New Delhi/Bastar, March 26 : In view of the humanitarian crisis that has erupted due to the novel coronavirus pandemic, security agencies are mulling over the option of halting all the counter-insurgency operations against armed Maoists in the Naxal belt of India.
Sources told IANS that the security agencies in Chhattisgarh are exploring the possibility of a "humanitarian ceasefire" as the Covid-19 contagion is spreading in India, with around 700 infected and 14 people dead so far.
However, the top police officer of Naxal operations in Raipur, Inspector General of Police (Bastar range) P. Sundar Raj told IANS said that security forces do not have the authority or mandate to take such decisions.
"I am just a police officer. Bastar Police and security forces here have a mandate to ensure safety to life and property of the people. At present the entire world is fighting against Covid-19. Bastar Police is also committed to fighting this virus," he said.
The IGP said that hygiene is a major issue among Maoists since they all live together in a commune with hardly any healthcare. "There is no social distancing in a commune and the villagers are worried about it at the moment. They are putting not only their lives at risk but endangering the lives of thousands of tribals living in the nearby areas. There is a lot of social pressure over the Maoists to shun violence during this global crisis," he said.
Also, due to the lockdown, the entire system, other than the essential services, outside the Maoist areas, has come to a standstill. "Because of the terror created by the Maoists, it is generally difficult for healthcare workers to work in Naxal areas. Now with the country-wide lockdown, volunteers who are helping with essential services and distribution of relief packages, will find it even more challenging to help the tribals living in the Maoist controlled areas, if Naxals continue their violence," the counter-insurgency specialist said.
Just three days ago, police found bodies of 17 security personnel who had gone missing after an encounter with Maoists in Sukma district of Chhattisgarh.
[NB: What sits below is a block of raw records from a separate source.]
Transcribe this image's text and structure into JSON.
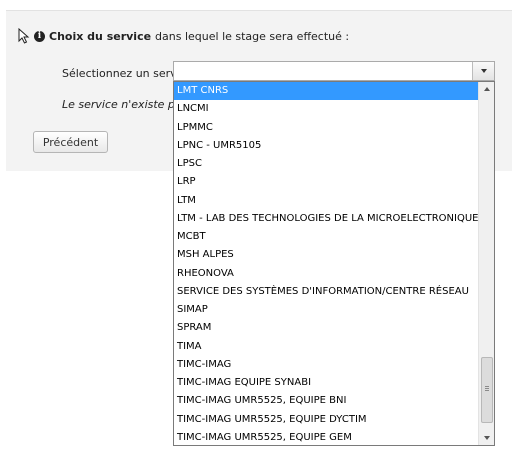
{
  "form": {
    "heading_bold": "Choix du service",
    "heading_rest": "dans lequel le stage sera effectué :",
    "select_label": "Sélectionnez un service :",
    "note": "Le service n'existe pas encore dans la liste",
    "prev_button": "Précédent"
  },
  "dropdown": {
    "selected_index": 0,
    "options": [
      "LMT CNRS",
      "LNCMI",
      "LPMMC",
      "LPNC - UMR5105",
      "LPSC",
      "LRP",
      "LTM",
      "LTM - LAB DES TECHNOLOGIES DE LA MICROELECTRONIQUE",
      "MCBT",
      "MSH ALPES",
      "RHEONOVA",
      "SERVICE DES SYSTÈMES D'INFORMATION/CENTRE RÉSEAU",
      "SIMAP",
      "SPRAM",
      "TIMA",
      "TIMC-IMAG",
      "TIMC-IMAG EQUIPE SYNABI",
      "TIMC-IMAG UMR5525, EQUIPE BNI",
      "TIMC-IMAG UMR5525, EQUIPE DYCTIM",
      "TIMC-IMAG UMR5525, EQUIPE GEM"
    ]
  },
  "colors": {
    "selected": "#3399ff",
    "panel": "#f3f3f3"
  },
  "icons": {
    "heading": "info-icon",
    "pointer": "cursor-icon"
  }
}
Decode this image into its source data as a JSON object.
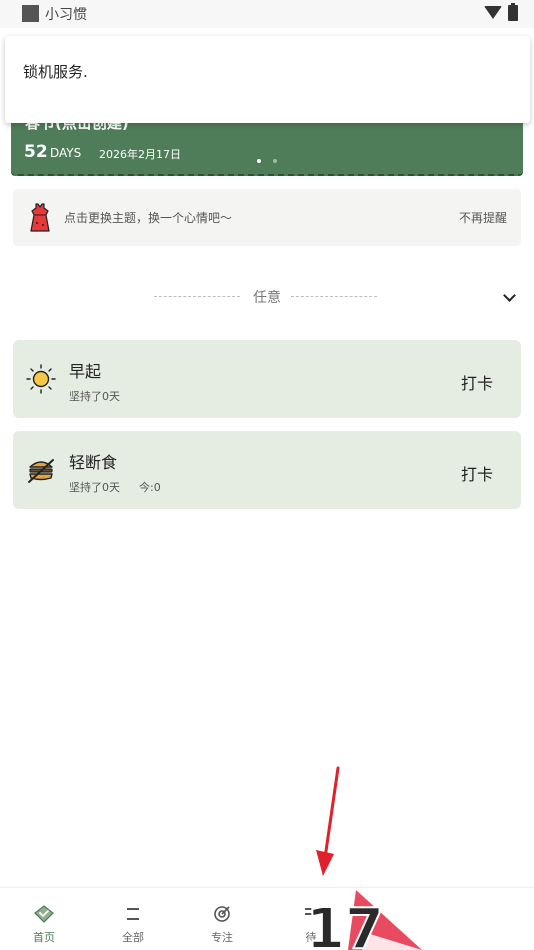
{
  "status_bar": {
    "app_name": "小习惯"
  },
  "toast": {
    "message": "锁机服务."
  },
  "banner": {
    "title": "春节(点击创建)",
    "days": "52",
    "days_unit": "DAYS",
    "date": "2026年2月17日"
  },
  "theme_tip": {
    "icon": "dress-icon",
    "text": "点击更换主题，换一个心情吧～",
    "dismiss_label": "不再提醒"
  },
  "section": {
    "title": "任意"
  },
  "habits": [
    {
      "name": "早起",
      "icon": "sun-icon",
      "streak": "坚持了0天",
      "today": "",
      "action": "打卡"
    },
    {
      "name": "轻断食",
      "icon": "burger-icon",
      "streak": "坚持了0天",
      "today": "今:0",
      "action": "打卡"
    }
  ],
  "bottom_nav": [
    {
      "label": "首页",
      "icon": "home-icon",
      "active": true
    },
    {
      "label": "全部",
      "icon": "list-icon",
      "active": false
    },
    {
      "label": "专注",
      "icon": "target-icon",
      "active": false
    },
    {
      "label": "待",
      "icon": "todo-icon",
      "active": false
    }
  ],
  "overlay": {
    "badge_text": "17"
  },
  "colors": {
    "accent_green": "#4f7d59",
    "card_green": "#e5ece2",
    "arrow_red": "#e0202a"
  }
}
Ceasefire, Sunder Raj said, is an option when the state launches a war. "The state is not the aggressor or perpetrator of violence here. The state has always desired peace for its citizens. Our endeavour right now is that we maintain peace while fighting the coronavirus together with our healthcare system and essential services to cope with the humanitarian crisis. Now it is up to the Maoists to take a call to shun violence in the greater interest of the humanity," he said.
Incidentally, the Communist Party of the Philippines, in a direct response to the call of UN Secretary General Antonio Guterres for a global ceasefire between warring parties for the common purpose of fighting the Covid-19 pandemic, has ordered all its commands and units to observe a nationwide ceasefire from March 26 to April 15.
The convener for the new peace process in central India and activist who works with displaced tribals in Chhattisgarh, Shubhranshu Choudhary has also appealed to the government and armed Maoists to observe ceasefire and initiate a peace dialogue through the lockdown.
"Government figures in India say that in the last 20 years, more than 12 thousand people have died in this conflict. In 53 years, about 40 thousand people may have been killed here. I request the Indian government and the Maoists to follow Philippines at the moment. When a tsunami struck in Indonesia in 2004, a ceasefire that started between the rebels and the government in Aceh area, was finally successful in reaching a peace agreement in 2005," Choudhary said.